If you own a farm for rearing horses, then you understand the value of these animals, not forgetting the fact that they are arguably some of the expensive farm animals around. This can be attributed to their majestic and noble nature as well as their strength that ensures loyal service for years. However, just like other farm animals, horses die at some point for one reason or another; therefore, they deserve compassion and dignity when that time comes. Cremation services offer the perfect opportunity for such treatment. However, when looking for a crematorium services, you must not just look at the service provider. You need to pay particular attention to other services that support the cremation process. Read on for insight into horse cremation.
Vast Selection of Horse Urns
Most, if not all, horse owners would want their dead horse to be cremated in private so that the remains do not mix with those of other animals. Since the remains have to be put in an urn, the cremation service provider must have a vast array of horse urns in their facility. The varying designs of horse urns allow clients to choose unique pieces. Some clients might want personalised horse urns rather than the standard ones provided by a cremation facility. For instance, a client might want an urn in the colour and form of their dead horse for remembrance purposes. Therefore, choose a crematorium that offers a wide variety of horse urns.
If you made cremation arrangements before your horse was put down through euthanasia, then you need transport services to ensure your horse arrives at the cremation facility on time. Cremation facilities follow a strict schedule, and if you are not there on time, then you might have to postpone the process. It is for this reason that cremation services must provide scheduled pickup services — right after euthanasia — to take your horse to the crematorium. Scheduled pickup allows you to focus on euthanasia rather than on how to get your horse to the crematorium on time.
Loss Bereavement Support
If you have children that were fond of the horse, then be assured they will not take it easy. This is especially the case when they find out that the horse will be cremated into ashes.
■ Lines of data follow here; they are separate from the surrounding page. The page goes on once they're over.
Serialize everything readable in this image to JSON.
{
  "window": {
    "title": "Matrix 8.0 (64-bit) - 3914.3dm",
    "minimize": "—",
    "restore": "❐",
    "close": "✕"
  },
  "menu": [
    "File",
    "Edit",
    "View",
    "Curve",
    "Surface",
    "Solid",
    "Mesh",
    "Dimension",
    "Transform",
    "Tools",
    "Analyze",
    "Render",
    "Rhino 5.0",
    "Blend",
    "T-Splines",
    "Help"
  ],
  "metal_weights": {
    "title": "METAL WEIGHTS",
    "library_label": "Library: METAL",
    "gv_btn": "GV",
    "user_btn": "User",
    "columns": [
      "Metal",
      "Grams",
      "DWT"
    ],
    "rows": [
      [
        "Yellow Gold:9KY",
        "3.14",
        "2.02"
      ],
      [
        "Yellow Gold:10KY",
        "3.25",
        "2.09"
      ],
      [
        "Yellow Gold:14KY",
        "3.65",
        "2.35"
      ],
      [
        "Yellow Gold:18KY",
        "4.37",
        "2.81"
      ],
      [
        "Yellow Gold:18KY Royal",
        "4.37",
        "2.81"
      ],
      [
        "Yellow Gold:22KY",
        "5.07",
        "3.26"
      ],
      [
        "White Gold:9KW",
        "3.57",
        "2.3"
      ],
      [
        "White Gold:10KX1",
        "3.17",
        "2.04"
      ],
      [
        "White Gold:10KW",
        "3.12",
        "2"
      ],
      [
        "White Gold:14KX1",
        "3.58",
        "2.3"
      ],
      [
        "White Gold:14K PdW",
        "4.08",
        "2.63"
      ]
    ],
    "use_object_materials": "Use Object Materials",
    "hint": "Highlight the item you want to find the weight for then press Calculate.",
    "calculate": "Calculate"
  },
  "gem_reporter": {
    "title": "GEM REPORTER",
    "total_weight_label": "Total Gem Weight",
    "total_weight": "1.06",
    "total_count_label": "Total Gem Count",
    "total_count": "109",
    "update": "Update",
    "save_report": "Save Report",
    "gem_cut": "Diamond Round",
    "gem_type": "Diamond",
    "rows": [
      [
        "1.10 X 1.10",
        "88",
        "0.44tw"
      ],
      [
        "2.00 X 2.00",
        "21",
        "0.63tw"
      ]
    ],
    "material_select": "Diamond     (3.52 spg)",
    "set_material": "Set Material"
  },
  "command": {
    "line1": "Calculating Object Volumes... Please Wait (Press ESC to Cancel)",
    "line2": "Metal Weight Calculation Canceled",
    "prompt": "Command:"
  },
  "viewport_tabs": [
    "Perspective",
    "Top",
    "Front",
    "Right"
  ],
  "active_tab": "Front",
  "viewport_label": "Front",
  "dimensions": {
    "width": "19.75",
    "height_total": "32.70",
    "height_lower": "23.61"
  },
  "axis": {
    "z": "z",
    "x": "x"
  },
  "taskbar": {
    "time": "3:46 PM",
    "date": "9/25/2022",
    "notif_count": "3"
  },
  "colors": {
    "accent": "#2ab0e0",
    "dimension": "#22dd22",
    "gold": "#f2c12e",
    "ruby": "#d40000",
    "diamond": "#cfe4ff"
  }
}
Therefore, you need a service provider you can rely on in as far as helping your children understand the goings-on as well as the reasons for cremation. If children understand the process, then it is highly unlikely that they will have a problem with grieving.